At review two weeks later, vision had returned to 6/9 in the left eye, although the patient still reported disturbance of central vision. Clinically the subretinal fluid had resolved (Figure 5).
At one year follow up. The visual acuity in the left eye was 6/6, although the patient still reported that central vision had not completely returned to premorbid baseline. Colour images and fundus autofluroescence demonstrated retinal pigment epithelial disturbance within the region of the prior serous retinal detachment (Figure 6).
Acute idiopathic maculopathy (AIM) is a rare condition that is characterised by acute severe vision loss often preceded by a flu-like illness. It was first described by Yannuzzi et al. who, in 1991, reported a series of 9 patients with preceding viral illness presenting with sudden severe unilateral vision loss associated with a serous macula detachment.1
Patients are typically young adults who present with acute onset of a central scotoma, often only in one eye but bilateral cases have been described, hence the preferred nomenclature of acute idiopathic maculopathy (AIM) rather than unilateral acute idiopathic maculopathy (UAIM).2
Depending on the time of presentation following disease onset, patients will usually have a serous retinal detachment with an underlying greyish/yellow plaque at the level of the retinal pigment epithelium (RPE). Intraretinal haemorrhages, as in this case, are not uncommon and vitreous cells may be present as well as some disc swelling.1-3 The lesion may appear similar to choroidal neovascularization. Fluorescein angiography demonstrates irregular early hyper- and hypofluorescence followed by late staining. Optical coherence tomography (OCT) demonstrates subretinal fluid and choroidal thickening.2,3
The symptoms usual develop after a viral prodrome of sore throat and fever and has been linked to Coxsackie virus infection3,4. This was the case in this patient where he had signs of Hand, Foot and Mouth disease and Coxsackie viral tires consistent with acute infection. Whether AIM is due to direct viral infection, or an immune related phenomenon triggered by the infection is unclear.3
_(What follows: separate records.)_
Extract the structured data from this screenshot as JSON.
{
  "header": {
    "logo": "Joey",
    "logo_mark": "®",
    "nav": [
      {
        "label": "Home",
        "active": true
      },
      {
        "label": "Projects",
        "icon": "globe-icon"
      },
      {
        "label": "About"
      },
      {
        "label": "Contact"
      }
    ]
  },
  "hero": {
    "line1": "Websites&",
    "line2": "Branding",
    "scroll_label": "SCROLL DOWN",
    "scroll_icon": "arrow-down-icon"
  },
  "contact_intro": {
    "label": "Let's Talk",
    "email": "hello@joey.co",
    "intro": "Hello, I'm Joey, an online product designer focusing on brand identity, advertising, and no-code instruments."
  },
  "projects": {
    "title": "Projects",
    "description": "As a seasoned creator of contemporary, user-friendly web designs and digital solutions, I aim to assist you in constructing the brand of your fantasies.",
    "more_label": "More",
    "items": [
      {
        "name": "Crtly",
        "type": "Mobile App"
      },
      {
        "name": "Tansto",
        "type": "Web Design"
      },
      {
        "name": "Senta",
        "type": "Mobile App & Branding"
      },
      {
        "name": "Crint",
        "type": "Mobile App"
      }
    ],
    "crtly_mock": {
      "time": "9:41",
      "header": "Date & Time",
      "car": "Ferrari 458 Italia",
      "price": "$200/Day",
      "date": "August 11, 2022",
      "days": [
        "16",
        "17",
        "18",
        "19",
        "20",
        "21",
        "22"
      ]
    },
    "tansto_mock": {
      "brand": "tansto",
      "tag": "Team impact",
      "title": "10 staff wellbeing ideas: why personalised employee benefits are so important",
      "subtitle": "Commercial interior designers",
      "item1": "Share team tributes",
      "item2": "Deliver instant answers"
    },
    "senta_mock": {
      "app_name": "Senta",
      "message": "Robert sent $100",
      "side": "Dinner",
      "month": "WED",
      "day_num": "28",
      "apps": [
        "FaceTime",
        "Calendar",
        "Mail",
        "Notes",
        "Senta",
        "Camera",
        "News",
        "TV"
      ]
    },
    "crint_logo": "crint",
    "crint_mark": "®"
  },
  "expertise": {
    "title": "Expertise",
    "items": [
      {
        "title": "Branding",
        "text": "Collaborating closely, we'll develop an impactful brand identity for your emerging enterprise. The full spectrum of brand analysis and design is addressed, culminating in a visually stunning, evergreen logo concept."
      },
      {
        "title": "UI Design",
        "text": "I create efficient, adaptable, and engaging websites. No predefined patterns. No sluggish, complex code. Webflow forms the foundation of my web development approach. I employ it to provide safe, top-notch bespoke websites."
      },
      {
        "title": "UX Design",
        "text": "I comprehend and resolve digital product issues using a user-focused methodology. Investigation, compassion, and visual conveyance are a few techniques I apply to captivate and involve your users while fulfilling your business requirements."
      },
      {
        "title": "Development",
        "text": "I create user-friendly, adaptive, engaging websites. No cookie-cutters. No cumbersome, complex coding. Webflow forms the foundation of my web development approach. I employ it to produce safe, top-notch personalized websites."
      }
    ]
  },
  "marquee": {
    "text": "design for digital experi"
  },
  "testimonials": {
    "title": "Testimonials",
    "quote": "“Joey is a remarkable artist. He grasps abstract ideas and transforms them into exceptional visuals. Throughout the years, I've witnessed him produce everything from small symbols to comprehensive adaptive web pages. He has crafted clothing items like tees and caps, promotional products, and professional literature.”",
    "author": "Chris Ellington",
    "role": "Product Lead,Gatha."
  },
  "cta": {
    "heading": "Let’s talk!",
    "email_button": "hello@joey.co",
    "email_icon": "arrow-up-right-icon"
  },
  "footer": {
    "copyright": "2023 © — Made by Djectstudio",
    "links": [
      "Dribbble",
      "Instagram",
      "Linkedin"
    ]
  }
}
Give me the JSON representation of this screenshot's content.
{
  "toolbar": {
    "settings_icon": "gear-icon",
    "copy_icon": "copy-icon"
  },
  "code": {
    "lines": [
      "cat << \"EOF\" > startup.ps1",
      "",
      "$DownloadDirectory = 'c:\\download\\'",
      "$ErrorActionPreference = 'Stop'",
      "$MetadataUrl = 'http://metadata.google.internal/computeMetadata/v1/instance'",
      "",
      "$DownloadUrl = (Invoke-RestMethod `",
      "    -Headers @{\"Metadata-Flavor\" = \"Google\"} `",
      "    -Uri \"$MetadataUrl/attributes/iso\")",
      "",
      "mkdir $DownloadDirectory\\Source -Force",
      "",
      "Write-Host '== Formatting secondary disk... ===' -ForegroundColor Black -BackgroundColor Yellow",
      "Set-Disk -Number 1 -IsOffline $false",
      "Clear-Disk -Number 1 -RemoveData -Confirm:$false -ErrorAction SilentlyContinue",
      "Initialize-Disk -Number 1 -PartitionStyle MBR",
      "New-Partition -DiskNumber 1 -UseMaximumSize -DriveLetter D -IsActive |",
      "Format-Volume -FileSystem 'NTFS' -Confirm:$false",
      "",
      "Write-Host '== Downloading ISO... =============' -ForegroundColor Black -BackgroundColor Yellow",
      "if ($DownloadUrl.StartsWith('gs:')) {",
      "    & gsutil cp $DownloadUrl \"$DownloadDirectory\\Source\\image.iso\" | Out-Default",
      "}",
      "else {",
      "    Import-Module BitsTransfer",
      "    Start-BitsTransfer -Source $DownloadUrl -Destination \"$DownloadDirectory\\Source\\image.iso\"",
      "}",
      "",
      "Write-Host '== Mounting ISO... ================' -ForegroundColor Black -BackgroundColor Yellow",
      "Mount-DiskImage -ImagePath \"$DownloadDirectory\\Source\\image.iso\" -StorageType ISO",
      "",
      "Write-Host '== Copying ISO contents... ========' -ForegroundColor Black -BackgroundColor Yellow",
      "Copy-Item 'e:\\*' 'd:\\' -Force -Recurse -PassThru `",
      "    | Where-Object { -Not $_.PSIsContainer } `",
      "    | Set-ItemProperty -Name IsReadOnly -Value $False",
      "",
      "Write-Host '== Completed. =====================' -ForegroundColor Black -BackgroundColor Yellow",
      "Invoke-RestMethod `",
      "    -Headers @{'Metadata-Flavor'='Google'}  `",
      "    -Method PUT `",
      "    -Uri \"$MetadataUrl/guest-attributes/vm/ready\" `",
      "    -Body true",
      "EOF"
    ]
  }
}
The disease is characterised by a spontaneous recovery over several weeks with near-complete recovery of vision (most patients have a final vision of greater than 6/7.5)1-3. There has been a single case report of recurrent AIM.5 After resolution of the macular detachment, a lasting ‘‘bull’s-eye’’ pattern composed of RPE hyperpigmentation surrounded by hypopigmented atrophic changes develop at the site of the previous serous retinal detachment.1-3 The OCT demonstrates resolution of the subretinal fluid but variable recovery of the ellipsoid layer (photoreceptors). This longstanding RPE damage can predispose to late choroidal neovascularisation.2
Take home points
- Acute idiopathic maculopathy (AIM) is characterized by acute vision loss in a young adult caused by a serous macular detachment.
- It is often preceded by a flu-like illness and has been linked to Coxsackie virus infection and Hand, Foot and Mouth disease.
- AIM is most commonly unilateral, however, bilateral cases have been reported.
- AIM resolves spontaneously with good visual recovery but a characteristic Bull’s eye retinal pigment epithelial scar remains and can be complicated by choroidal neovascularization (CNV).
- Yannuzzi LA, Jampol LM, Rabb MF et al. Unilateral acute idiopathic maculopathy. Arch Ophthalmol. 1991; 109(10): 1411-1416.
- Freund KB, Yannuzzi LA, Barile GR et al. The expanding clinical spectrum of unilateral acute idiopathic maculopathy. Arch Ophthalmol. 1996;114(5): 555-559.
- Jung CS, Payne JF, Bergstrom CS et al. Multimodal Diagnostic Imaging in Unilateral Acute Idiopathic Maculopathy. Arch Ophthalmol. 2012; 130(1): 50-6
- Beck AP, Jampol LM, Glaser DA, Pollack JS. Is coxsackie virus the cause of unilateral acute idiopathic maculopathy Arch Ophthalmol. 2004; 122(1): 121-123
- Xu H, Lin P. Unilateral recurrent acute idiopathic maculopathy. Graefes Archive for Clinical & Experimental Ophthalmology.2011; 249(6): 941-4.